## Exercise directions
Make an exact copy of the entries that come next.

── Data excerpts

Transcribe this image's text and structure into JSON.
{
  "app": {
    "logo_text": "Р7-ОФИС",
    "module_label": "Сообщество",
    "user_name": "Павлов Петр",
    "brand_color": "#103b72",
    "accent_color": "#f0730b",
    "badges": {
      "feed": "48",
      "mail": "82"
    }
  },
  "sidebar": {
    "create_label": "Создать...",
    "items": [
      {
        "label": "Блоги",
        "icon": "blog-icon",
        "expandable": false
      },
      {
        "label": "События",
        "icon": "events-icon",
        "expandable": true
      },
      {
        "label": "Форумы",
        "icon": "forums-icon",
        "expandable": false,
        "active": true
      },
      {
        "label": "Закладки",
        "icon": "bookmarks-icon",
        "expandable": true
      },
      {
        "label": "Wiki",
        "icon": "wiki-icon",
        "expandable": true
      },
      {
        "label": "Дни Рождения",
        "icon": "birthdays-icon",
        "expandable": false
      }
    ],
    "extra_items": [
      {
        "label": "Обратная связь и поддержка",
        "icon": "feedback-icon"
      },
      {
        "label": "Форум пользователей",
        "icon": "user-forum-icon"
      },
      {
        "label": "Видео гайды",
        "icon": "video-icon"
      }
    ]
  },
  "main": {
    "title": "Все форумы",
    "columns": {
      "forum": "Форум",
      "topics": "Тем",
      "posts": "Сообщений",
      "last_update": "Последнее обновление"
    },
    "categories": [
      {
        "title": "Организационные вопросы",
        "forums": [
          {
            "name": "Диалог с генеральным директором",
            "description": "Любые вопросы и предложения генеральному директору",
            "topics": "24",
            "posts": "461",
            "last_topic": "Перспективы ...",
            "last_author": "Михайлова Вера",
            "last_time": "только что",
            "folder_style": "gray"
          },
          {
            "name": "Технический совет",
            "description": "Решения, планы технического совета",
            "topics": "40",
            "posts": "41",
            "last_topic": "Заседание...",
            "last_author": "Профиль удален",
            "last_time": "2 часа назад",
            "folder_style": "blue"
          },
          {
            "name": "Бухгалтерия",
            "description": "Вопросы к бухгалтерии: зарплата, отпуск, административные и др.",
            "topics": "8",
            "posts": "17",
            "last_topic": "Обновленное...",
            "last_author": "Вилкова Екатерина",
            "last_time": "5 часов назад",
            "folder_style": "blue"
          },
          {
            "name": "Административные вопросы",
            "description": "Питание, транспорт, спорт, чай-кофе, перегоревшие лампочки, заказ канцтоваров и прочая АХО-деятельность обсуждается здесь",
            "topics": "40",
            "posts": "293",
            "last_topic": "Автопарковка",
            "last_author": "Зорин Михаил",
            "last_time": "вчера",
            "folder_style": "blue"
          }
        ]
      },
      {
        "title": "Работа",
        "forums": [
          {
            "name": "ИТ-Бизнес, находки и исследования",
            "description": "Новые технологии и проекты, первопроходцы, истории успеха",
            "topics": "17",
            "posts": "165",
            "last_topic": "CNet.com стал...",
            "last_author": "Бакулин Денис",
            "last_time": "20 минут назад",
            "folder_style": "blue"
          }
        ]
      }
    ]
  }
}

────

## Final answer
Transcribe this image's text and structure into JSON.
{
  "app": {
    "logo_text": "Р7-ОФИС",
    "module_label": "Сообщество",
    "user_name": "Павлов Петр",
    "brand_color": "#103b72",
    "accent_color": "#f0730b",
    "badges": {
      "feed": "48",
      "mail": "82"
    }
  },
  "sidebar": {
    "create_label": "Создать...",
    "items": [
      {
        "label": "Блоги",
        "icon": "blog-icon",
        "expandable": false
      },
      {
        "label": "События",
        "icon": "events-icon",
        "expandable": true
      },
      {
        "label": "Форумы",
        "icon": "forums-icon",
        "expandable": false,
        "active": true
      },
      {
        "label": "Закладки",
        "icon": "bookmarks-icon",
        "expandable": true
      },
      {
        "label": "Wiki",
        "icon": "wiki-icon",
        "expandable": true
      },
      {
        "label": "Дни Рождения",
        "icon": "birthdays-icon",
        "expandable": false
      }
    ],
    "extra_items": [
      {
        "label": "Обратная связь и поддержка",
        "icon": "feedback-icon"
      },
      {
        "label": "Форум пользователей",
        "icon": "user-forum-icon"
      },
      {
        "label": "Видео гайды",
        "icon": "video-icon"
      }
    ]
  },
  "main": {
    "title": "Все форумы",
    "columns": {
      "forum": "Форум",
      "topics": "Тем",
      "posts": "Сообщений",
      "last_update": "Последнее обновление"
    },
    "categories": [
      {
        "title": "Организационные вопросы",
        "forums": [
          {
            "name": "Диалог с генеральным директором",
            "description": "Любые вопросы и предложения генеральному директору",
            "topics": "24",
            "posts": "461",
            "last_topic": "Перспективы ...",
            "last_author": "Михайлова Вера",
            "last_time": "только что",
            "folder_style": "gray"
          },
          {
            "name": "Технический совет",
            "description": "Решения, планы технического совета",
            "topics": "40",
            "posts": "41",
            "last_topic": "Заседание...",
            "last_author": "Профиль удален",
            "last_time": "2 часа назад",
            "folder_style": "blue"
          },
          {
            "name": "Бухгалтерия",
            "description": "Вопросы к бухгалтерии: зарплата, отпуск, административные и др.",
            "topics": "8",
            "posts": "17",
            "last_topic": "Обновленное...",
            "last_author": "Вилкова Екатерина",
            "last_time": "5 часов назад",
            "folder_style": "blue"
          },
          {
            "name": "Административные вопросы",
            "description": "Питание, транспорт, спорт, чай-кофе, перегоревшие лампочки, заказ канцтоваров и прочая АХО-деятельность обсуждается здесь",
            "topics": "40",
            "posts": "293",
            "last_topic": "Автопарковка",
            "last_author": "Зорин Михаил",
            "last_time": "вчера",
            "folder_style": "blue"
          }
        ]
      },
      {
        "title": "Работа",
        "forums": [
          {
            "name": "ИТ-Бизнес, находки и исследования",
            "description": "Новые технологии и проекты, первопроходцы, истории успеха",
            "topics": "17",
            "posts": "165",
            "last_topic": "CNet.com стал...",
            "last_author": "Бакулин Денис",
            "last_time": "20 минут назад",
            "folder_style": "blue"
          }
        ]
      }
    ]
  }
}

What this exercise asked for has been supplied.